Washington, DC, December 19, 2003 - The SEC recently adopted new rules to require all registered investment companies and investment advisers to adopt strong compliance controls administered by a chief compliance officer.
Earlier this year the SEC proposed rules that would require funds and investment advisers to adopt written compliance procedures, review the adequacy of those procedures annually, and designate a chief compliance officer responsible for their administration.

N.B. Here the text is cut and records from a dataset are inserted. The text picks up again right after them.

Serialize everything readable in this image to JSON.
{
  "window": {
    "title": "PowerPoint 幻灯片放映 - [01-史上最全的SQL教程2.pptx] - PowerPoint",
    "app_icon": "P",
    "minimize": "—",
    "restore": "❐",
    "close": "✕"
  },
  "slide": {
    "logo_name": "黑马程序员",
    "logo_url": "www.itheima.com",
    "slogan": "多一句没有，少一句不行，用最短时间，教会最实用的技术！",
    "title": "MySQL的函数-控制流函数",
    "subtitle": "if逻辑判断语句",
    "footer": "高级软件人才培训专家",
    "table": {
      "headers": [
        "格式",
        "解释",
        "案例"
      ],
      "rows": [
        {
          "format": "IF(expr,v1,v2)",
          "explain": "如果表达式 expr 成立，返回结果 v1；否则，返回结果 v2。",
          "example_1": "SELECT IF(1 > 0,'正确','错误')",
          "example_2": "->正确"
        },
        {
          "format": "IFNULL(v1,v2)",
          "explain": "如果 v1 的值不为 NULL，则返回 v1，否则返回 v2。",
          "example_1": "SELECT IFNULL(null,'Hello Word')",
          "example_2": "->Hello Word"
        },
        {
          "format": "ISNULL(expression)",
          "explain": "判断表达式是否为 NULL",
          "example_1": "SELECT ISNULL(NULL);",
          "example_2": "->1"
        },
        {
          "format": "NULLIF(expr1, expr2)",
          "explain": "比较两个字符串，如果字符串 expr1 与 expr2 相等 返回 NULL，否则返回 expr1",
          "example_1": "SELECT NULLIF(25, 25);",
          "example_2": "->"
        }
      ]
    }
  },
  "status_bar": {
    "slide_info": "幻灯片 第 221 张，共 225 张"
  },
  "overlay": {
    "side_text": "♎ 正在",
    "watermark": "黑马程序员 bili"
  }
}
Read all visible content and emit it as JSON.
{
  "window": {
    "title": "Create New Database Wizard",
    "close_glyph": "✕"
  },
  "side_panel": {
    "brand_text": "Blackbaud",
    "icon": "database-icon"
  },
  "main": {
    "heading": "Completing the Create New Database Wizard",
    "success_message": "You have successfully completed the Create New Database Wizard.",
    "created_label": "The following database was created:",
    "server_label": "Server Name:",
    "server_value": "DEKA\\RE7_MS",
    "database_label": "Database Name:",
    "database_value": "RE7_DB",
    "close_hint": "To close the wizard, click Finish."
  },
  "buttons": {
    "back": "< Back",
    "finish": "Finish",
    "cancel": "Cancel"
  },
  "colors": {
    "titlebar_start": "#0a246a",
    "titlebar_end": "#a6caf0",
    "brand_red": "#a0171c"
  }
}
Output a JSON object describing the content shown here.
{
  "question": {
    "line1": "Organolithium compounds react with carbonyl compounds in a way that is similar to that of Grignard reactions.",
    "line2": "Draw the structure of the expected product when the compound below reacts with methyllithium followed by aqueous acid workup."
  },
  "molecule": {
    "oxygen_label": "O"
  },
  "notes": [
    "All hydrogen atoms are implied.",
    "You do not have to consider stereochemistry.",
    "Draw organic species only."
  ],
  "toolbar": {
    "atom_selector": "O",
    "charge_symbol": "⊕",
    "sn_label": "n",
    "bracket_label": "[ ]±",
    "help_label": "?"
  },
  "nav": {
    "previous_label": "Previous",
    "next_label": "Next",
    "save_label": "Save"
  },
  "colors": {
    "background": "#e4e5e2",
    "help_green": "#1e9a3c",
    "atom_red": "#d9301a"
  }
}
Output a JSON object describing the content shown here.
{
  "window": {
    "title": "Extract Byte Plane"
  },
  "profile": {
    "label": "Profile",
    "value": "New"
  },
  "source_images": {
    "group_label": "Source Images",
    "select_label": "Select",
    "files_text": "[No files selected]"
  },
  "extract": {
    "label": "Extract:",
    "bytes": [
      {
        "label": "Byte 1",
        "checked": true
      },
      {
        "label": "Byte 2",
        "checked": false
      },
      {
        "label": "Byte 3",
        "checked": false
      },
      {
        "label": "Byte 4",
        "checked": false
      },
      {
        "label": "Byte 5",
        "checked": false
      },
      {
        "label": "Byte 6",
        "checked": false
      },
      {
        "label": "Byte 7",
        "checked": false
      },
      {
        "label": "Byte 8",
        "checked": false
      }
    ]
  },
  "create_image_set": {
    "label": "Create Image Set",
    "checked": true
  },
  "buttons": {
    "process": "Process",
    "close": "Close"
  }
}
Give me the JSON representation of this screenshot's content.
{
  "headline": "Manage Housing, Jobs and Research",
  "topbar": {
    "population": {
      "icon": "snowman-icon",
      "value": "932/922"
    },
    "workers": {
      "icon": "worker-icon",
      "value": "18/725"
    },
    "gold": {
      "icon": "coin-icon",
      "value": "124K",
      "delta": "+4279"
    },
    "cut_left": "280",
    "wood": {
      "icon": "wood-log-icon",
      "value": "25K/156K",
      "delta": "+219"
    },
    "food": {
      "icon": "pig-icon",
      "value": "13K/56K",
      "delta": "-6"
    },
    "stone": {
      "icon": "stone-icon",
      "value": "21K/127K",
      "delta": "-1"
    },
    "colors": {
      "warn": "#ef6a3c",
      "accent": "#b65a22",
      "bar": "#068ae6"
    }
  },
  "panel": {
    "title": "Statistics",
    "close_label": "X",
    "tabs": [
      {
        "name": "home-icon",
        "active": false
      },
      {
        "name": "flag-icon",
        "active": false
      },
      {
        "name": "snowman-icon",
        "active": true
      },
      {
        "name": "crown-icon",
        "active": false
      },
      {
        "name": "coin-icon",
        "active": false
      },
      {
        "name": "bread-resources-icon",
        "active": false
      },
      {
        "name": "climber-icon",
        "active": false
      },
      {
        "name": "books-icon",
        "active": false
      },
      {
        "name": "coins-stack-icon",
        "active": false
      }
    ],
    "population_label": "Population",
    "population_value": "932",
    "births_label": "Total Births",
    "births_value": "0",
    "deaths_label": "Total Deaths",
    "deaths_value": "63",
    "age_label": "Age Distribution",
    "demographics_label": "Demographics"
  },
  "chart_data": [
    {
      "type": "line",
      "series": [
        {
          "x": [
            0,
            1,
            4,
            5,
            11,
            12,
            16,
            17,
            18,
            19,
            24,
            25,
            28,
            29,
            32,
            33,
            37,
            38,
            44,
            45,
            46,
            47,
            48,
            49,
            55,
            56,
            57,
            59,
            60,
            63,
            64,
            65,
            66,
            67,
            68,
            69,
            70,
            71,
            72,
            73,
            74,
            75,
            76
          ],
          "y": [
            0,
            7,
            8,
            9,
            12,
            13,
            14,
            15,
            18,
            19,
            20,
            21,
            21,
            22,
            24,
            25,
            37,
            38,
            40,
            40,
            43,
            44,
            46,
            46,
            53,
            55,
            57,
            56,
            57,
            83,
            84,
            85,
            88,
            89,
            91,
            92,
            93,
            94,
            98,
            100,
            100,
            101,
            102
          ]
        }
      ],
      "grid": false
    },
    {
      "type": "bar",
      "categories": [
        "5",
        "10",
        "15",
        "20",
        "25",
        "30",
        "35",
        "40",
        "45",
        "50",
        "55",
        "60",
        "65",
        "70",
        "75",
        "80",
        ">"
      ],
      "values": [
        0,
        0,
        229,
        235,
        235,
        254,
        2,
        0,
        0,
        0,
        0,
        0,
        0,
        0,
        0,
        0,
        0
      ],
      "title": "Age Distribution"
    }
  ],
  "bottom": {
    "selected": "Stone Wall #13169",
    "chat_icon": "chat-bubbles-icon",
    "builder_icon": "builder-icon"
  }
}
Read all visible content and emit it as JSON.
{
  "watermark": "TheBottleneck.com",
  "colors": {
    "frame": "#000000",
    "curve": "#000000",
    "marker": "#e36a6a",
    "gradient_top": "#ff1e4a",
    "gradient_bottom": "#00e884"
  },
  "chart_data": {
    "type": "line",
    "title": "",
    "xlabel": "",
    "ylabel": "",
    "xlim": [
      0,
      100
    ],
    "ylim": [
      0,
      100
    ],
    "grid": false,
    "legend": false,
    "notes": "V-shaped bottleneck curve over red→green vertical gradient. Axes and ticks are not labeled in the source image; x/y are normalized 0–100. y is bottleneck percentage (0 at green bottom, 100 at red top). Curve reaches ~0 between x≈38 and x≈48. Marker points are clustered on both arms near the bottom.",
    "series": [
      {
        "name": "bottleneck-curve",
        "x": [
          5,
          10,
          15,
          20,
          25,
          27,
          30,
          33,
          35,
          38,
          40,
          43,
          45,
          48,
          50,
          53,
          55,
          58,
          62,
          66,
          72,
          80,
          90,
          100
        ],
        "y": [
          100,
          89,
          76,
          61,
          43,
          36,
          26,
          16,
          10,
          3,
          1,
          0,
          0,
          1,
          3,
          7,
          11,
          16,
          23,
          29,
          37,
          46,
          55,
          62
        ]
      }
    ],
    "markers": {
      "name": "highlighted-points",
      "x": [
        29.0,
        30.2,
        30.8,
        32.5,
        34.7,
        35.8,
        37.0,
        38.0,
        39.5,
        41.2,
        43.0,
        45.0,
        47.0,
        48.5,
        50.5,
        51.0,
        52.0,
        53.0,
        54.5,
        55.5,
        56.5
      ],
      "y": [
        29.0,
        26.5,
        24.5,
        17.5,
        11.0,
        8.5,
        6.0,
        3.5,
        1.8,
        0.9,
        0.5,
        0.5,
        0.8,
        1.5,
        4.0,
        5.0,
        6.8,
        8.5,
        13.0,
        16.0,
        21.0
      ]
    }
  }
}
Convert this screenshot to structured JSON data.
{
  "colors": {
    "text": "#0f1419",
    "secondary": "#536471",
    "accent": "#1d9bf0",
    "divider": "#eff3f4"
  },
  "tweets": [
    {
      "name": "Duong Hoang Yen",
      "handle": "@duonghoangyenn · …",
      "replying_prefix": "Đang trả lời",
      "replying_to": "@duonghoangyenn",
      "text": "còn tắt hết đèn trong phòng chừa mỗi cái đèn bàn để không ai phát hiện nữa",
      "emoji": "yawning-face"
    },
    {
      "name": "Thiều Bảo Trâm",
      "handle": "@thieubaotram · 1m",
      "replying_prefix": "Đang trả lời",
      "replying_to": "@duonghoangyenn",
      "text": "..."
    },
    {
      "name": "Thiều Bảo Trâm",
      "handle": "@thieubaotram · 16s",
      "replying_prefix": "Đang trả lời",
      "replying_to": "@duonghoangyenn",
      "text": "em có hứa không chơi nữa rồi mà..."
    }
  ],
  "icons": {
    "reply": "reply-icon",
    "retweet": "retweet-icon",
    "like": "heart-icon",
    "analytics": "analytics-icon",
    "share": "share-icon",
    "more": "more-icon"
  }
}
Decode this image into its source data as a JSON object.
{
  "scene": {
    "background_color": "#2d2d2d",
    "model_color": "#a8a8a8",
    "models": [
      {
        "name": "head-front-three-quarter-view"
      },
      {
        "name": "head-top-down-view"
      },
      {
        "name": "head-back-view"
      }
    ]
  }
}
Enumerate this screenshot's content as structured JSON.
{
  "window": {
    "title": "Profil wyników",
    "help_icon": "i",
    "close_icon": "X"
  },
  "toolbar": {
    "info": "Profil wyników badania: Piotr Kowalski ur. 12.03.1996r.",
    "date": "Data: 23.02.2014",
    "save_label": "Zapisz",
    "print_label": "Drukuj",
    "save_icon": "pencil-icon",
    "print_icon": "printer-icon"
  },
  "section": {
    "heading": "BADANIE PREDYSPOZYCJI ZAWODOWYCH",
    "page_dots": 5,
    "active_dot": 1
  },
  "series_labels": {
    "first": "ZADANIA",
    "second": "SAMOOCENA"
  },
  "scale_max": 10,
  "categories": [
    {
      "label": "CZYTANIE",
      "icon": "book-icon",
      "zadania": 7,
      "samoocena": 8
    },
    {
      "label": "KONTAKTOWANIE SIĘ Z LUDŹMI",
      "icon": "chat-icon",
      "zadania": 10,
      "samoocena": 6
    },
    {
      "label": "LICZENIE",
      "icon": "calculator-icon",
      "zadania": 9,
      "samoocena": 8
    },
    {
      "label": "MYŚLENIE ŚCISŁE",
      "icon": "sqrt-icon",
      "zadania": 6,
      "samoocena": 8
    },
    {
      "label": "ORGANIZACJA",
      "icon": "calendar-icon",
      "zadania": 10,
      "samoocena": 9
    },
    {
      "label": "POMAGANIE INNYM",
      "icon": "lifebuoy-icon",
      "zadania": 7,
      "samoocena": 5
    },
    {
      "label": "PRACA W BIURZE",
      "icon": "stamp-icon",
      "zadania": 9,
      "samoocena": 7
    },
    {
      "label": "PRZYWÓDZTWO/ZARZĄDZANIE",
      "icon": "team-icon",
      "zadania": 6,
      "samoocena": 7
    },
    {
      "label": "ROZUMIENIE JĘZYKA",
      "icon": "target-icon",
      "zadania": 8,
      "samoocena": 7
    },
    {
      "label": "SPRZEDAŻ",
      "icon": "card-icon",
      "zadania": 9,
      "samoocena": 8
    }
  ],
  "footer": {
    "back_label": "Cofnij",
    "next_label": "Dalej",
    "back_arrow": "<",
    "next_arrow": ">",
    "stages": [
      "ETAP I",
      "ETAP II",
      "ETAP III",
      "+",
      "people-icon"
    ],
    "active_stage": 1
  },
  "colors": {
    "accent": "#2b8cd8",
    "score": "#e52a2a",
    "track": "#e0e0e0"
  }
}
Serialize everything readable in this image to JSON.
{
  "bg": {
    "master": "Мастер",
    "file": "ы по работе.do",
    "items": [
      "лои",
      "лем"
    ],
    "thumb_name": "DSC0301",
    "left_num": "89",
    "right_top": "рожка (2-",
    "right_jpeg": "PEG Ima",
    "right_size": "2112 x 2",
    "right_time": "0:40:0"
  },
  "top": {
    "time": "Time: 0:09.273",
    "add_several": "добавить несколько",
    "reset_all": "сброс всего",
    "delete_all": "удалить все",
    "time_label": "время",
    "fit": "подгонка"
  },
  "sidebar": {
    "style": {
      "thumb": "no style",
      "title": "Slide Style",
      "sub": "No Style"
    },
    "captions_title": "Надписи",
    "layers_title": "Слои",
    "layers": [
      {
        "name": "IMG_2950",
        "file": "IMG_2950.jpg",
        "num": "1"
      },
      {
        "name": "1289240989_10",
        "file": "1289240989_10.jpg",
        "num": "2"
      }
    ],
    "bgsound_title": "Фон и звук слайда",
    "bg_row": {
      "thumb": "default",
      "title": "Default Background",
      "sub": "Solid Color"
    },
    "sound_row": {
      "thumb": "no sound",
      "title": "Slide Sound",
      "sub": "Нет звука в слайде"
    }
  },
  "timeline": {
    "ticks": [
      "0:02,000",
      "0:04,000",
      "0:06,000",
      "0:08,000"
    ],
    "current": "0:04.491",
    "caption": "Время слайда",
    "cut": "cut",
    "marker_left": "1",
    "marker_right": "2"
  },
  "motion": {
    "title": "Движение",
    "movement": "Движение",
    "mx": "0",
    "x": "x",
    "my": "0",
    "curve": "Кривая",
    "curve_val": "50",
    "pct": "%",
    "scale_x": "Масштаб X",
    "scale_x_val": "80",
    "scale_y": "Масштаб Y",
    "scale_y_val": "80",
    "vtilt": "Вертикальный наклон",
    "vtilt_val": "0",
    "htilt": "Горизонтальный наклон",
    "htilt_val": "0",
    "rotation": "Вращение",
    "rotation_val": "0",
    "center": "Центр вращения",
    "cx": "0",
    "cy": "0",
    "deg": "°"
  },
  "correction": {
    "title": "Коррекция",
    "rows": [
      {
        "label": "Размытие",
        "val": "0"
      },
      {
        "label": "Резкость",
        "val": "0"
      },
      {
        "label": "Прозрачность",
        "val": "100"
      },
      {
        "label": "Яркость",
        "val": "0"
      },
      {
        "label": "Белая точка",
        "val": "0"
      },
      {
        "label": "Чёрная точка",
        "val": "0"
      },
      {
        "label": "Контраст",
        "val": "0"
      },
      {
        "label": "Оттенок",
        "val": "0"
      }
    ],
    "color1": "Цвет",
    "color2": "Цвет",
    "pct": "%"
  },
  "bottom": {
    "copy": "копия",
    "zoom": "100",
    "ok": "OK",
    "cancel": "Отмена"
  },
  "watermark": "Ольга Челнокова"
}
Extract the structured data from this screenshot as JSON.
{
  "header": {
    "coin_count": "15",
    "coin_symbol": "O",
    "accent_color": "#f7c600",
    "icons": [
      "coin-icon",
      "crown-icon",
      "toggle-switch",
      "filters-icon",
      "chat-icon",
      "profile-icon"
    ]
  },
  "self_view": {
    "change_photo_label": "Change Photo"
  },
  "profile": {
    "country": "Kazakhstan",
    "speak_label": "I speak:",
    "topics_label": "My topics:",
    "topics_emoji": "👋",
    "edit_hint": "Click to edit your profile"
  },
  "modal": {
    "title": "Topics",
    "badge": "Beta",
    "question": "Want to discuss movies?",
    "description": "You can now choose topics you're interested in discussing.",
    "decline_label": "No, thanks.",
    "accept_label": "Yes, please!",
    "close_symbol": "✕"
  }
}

The proposed rules were designed to foster improved compliance by clarifying the compliance obligations of fund management and to strengthen the hand of fund boards and compliance personnel when dealing with them.
Funds and advisers must comply with the new rules by October 5, 2004. By that date all funds must have:
- designated a Chief Compliance Officer (CCO);
- had the CCO approved by the fund’s board;
- adopted compliance policies and procedures that satisfy the new rule’s requirements; and
- had the policies and procedures approved by the fund’s board.
All investment advisers must have designated a CCO, and adopted compliance policies and procedures that satisfy the new rule’s requirements.
In addition to the new rules, the SEC seeks comment on provisions added to Rule 38a-1 that were not included in the proposed rule, which are designed to promote the chief compliance officer’s independence from fund management, by:
- requiring the fund’s board to approve the CCO’s compensation;
- providing the board sole power to remove the CCO from position;
- requiring the CCO to report directly to the board and meet with the independent directors in executive session at least annually; and
- prohibiting persons from coercing or fraudulently influencing her in the course of her responsibilities.
The Institute expressed support for the SEC’s goal of ensuring that each registered investment company has a rigorous internal compliance program in an April comment letter, and recommended several revisions to the proposal.
In addition, a section of this website is devoted to the Institute’s support for reforms that provide uniform investor protection and functional regulation while ensuring competitive fairness within the financial services industry.